• **WHAT NEEDS TO BE DONE**
Only the number is needed: how many lines in the entries below contain the string "журнала"?

-------------------------

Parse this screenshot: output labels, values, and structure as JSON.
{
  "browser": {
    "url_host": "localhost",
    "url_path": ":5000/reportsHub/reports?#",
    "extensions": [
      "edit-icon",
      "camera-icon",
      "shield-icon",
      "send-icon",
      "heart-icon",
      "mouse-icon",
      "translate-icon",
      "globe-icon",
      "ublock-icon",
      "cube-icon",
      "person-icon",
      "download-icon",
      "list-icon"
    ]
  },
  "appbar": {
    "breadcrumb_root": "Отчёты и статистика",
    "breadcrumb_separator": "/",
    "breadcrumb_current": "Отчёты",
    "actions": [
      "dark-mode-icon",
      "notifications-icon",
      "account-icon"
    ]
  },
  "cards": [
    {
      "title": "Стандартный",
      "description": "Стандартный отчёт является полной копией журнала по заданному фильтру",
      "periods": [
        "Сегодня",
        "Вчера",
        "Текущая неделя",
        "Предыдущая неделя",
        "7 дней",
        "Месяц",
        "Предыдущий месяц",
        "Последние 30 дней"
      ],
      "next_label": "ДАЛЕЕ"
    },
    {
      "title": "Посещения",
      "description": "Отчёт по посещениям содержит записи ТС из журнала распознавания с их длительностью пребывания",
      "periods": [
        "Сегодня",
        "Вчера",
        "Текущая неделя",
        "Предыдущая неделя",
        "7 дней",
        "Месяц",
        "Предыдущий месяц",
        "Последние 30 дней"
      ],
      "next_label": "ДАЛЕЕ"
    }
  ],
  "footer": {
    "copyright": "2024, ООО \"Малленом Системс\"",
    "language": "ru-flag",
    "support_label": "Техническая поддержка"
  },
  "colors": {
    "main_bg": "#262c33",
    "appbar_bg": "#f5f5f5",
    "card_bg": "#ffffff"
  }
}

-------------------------

• **COMPLETED TASK**
2